An exact copy of every record is needed, with the pictures left out.

--- Working data ---

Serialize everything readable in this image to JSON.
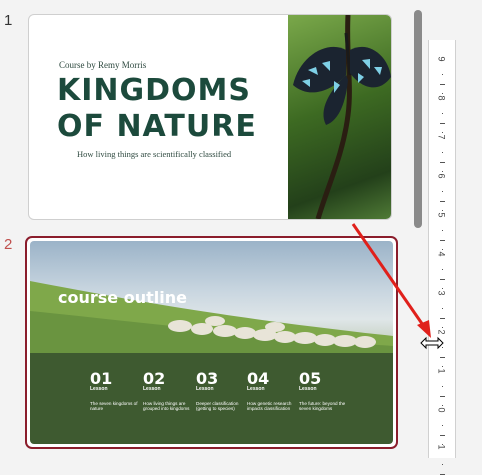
{
  "slide_panel": {
    "slides": [
      {
        "number": "1",
        "byline": "Course by Remy Morris",
        "title_line1": "KINGDOMS",
        "title_line2": "OF NATURE",
        "subtitle": "How living things are scientifically classified",
        "image": "butterfly-photo"
      },
      {
        "number": "2",
        "heading": "course outline",
        "image": "sheep-on-hillside-photo",
        "lessons": [
          {
            "num": "01",
            "label": "Lesson",
            "desc": "The seven kingdoms of nature"
          },
          {
            "num": "02",
            "label": "Lesson",
            "desc": "How living things are grouped into kingdoms"
          },
          {
            "num": "03",
            "label": "Lesson",
            "desc": "Deeper classification (getting to species)"
          },
          {
            "num": "04",
            "label": "Lesson",
            "desc": "How genetic research impacts classification"
          },
          {
            "num": "05",
            "label": "Lesson",
            "desc": "The future: beyond the seven kingdoms"
          }
        ]
      }
    ],
    "selected_slide": 2
  },
  "ruler": {
    "digits": [
      "9",
      "8",
      "7",
      "6",
      "5",
      "4",
      "3",
      "2",
      "1",
      "0",
      "1"
    ]
  },
  "colors": {
    "selected_border": "#8b1d2c",
    "selected_number": "#c0504d",
    "title_green": "#1c4a3c",
    "band_green": "#3e5a30",
    "annotation_arrow": "#e0201b"
  },
  "cursor": {
    "icon": "resize-horizontal-cursor-icon"
  }
}
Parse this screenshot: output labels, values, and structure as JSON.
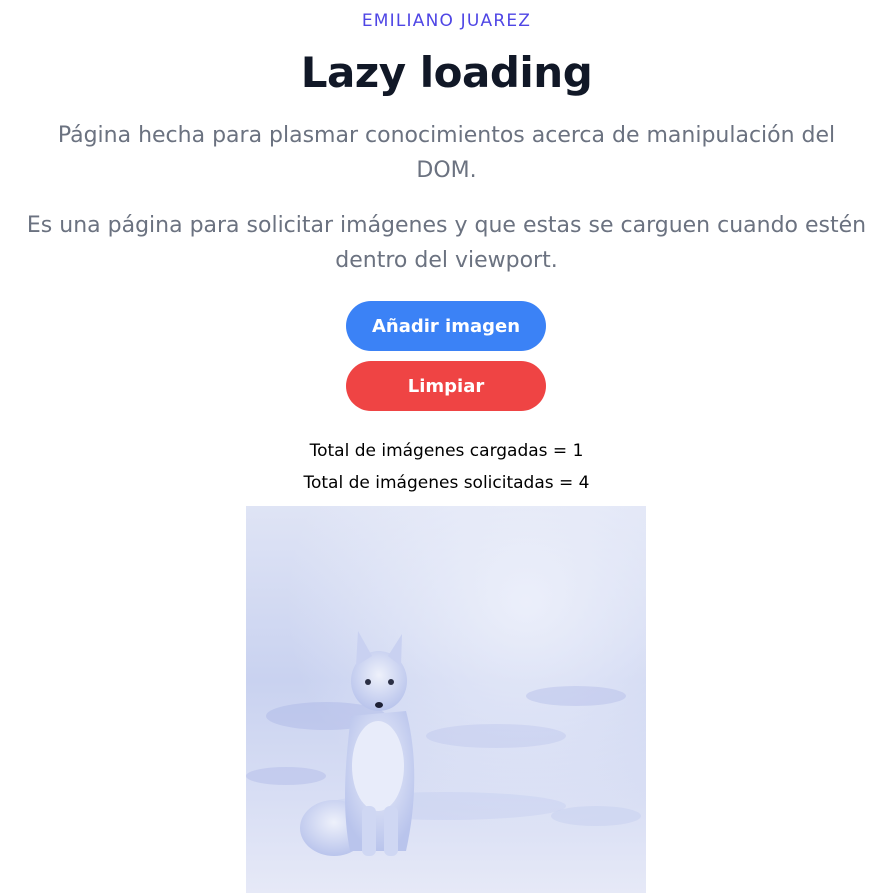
{
  "header": {
    "author": "EMILIANO JUAREZ",
    "title": "Lazy loading",
    "description_1": "Página hecha para plasmar conocimientos acerca de manipulación del DOM.",
    "description_2": "Es una página para solicitar imágenes y que estas se carguen cuando estén dentro del viewport."
  },
  "actions": {
    "add_label": "Añadir imagen",
    "clear_label": "Limpiar"
  },
  "stats": {
    "loaded_text": "Total de imágenes cargadas = 1",
    "requested_text": "Total de imágenes solicitadas = 4"
  },
  "images": [
    {
      "subject": "arctic-fox-in-snow"
    }
  ],
  "colors": {
    "author": "#4f46e5",
    "add_button": "#3b82f6",
    "clear_button": "#ef4444",
    "description_text": "#6b7280"
  }
}
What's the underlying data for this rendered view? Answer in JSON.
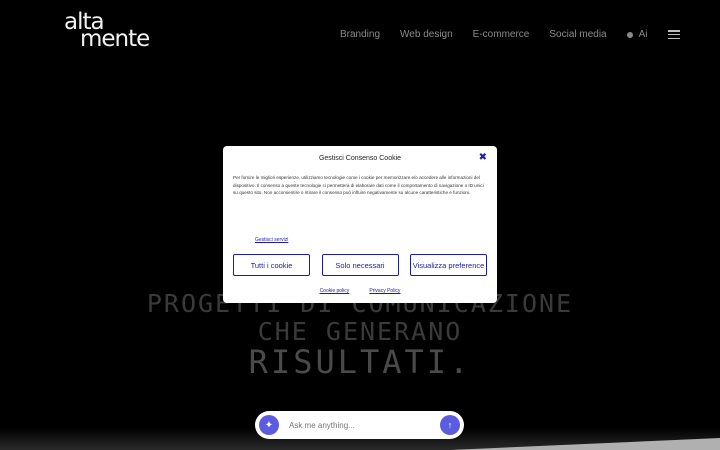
{
  "header": {
    "logo_line1": "alta",
    "logo_line2": "mente",
    "nav": [
      "Branding",
      "Web design",
      "E-commerce",
      "Social media"
    ],
    "ai_label": "Ai"
  },
  "hero": {
    "line1": "PROGETTI DI COMUNICAZIONE",
    "line2": "CHE GENERANO",
    "line3": "RISULTATI."
  },
  "chat": {
    "placeholder": "Ask me anything...",
    "spark_icon": "✦",
    "send_icon": "↑"
  },
  "cookie_modal": {
    "title": "Gestisci Consenso Cookie",
    "close_glyph": "✖",
    "body": "Per fornire le migliori esperienze, utilizziamo tecnologie come i cookie per memorizzare e/o accedere alle informazioni del dispositivo. Il consenso a queste tecnologie ci permetterà di elaborare dati come il comportamento di navigazione o ID unici su questo sito. Non acconsentire o ritirare il consenso può influire negativamente su alcune caratteristiche e funzioni.",
    "services_link": "Gestisci servizi",
    "buttons": {
      "accept_all": "Tutti i cookie",
      "necessary_only": "Solo necessari",
      "view_preferences": "Visualizza preference"
    },
    "links": {
      "cookie_policy": "Cookie policy",
      "privacy_policy": "Privacy Policy"
    },
    "accent_color": "#1c1ca8"
  },
  "colors": {
    "background": "#000000",
    "chat_accent": "#5b5ce0"
  }
}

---

▶ _Result for this task_
Serialize everything readable in this image to JSON.
{
  "slide_panel": {
    "slides": [
      {
        "number": "1",
        "byline": "Course by Remy Morris",
        "title_line1": "KINGDOMS",
        "title_line2": "OF NATURE",
        "subtitle": "How living things are scientifically classified",
        "image": "butterfly-photo"
      },
      {
        "number": "2",
        "heading": "course outline",
        "image": "sheep-on-hillside-photo",
        "lessons": [
          {
            "num": "01",
            "label": "Lesson",
            "desc": "The seven kingdoms of nature"
          },
          {
            "num": "02",
            "label": "Lesson",
            "desc": "How living things are grouped into kingdoms"
          },
          {
            "num": "03",
            "label": "Lesson",
            "desc": "Deeper classification (getting to species)"
          },
          {
            "num": "04",
            "label": "Lesson",
            "desc": "How genetic research impacts classification"
          },
          {
            "num": "05",
            "label": "Lesson",
            "desc": "The future: beyond the seven kingdoms"
          }
        ]
      }
    ],
    "selected_slide": 2
  },
  "ruler": {
    "digits": [
      "9",
      "8",
      "7",
      "6",
      "5",
      "4",
      "3",
      "2",
      "1",
      "0",
      "1"
    ]
  },
  "colors": {
    "selected_border": "#8b1d2c",
    "selected_number": "#c0504d",
    "title_green": "#1c4a3c",
    "band_green": "#3e5a30",
    "annotation_arrow": "#e0201b"
  },
  "cursor": {
    "icon": "resize-horizontal-cursor-icon"
  }
}
Parse this screenshot: output labels, values, and structure as JSON.
{
  "header": {
    "author": "EMILIANO JUAREZ",
    "title": "Lazy loading",
    "description_1": "Página hecha para plasmar conocimientos acerca de manipulación del DOM.",
    "description_2": "Es una página para solicitar imágenes y que estas se carguen cuando estén dentro del viewport."
  },
  "actions": {
    "add_label": "Añadir imagen",
    "clear_label": "Limpiar"
  },
  "stats": {
    "loaded_text": "Total de imágenes cargadas = 1",
    "requested_text": "Total de imágenes solicitadas = 4"
  },
  "images": [
    {
      "subject": "arctic-fox-in-snow"
    }
  ],
  "colors": {
    "author": "#4f46e5",
    "add_button": "#3b82f6",
    "clear_button": "#ef4444",
    "description_text": "#6b7280"
  }
}
What's the underlying data for this rendered view? Answer in JSON.
{
  "header": {
    "logo_line1": "alta",
    "logo_line2": "mente",
    "nav": [
      "Branding",
      "Web design",
      "E-commerce",
      "Social media"
    ],
    "ai_label": "Ai"
  },
  "hero": {
    "line1": "PROGETTI DI COMUNICAZIONE",
    "line2": "CHE GENERANO",
    "line3": "RISULTATI."
  },
  "chat": {
    "placeholder": "Ask me anything...",
    "spark_icon": "✦",
    "send_icon": "↑"
  },
  "cookie_modal": {
    "title": "Gestisci Consenso Cookie",
    "close_glyph": "✖",
    "body": "Per fornire le migliori esperienze, utilizziamo tecnologie come i cookie per memorizzare e/o accedere alle informazioni del dispositivo. Il consenso a queste tecnologie ci permetterà di elaborare dati come il comportamento di navigazione o ID unici su questo sito. Non acconsentire o ritirare il consenso può influire negativamente su alcune caratteristiche e funzioni.",
    "services_link": "Gestisci servizi",
    "buttons": {
      "accept_all": "Tutti i cookie",
      "necessary_only": "Solo necessari",
      "view_preferences": "Visualizza preference"
    },
    "links": {
      "cookie_policy": "Cookie policy",
      "privacy_policy": "Privacy Policy"
    },
    "accent_color": "#1c1ca8"
  },
  "colors": {
    "background": "#000000",
    "chat_accent": "#5b5ce0"
  }
}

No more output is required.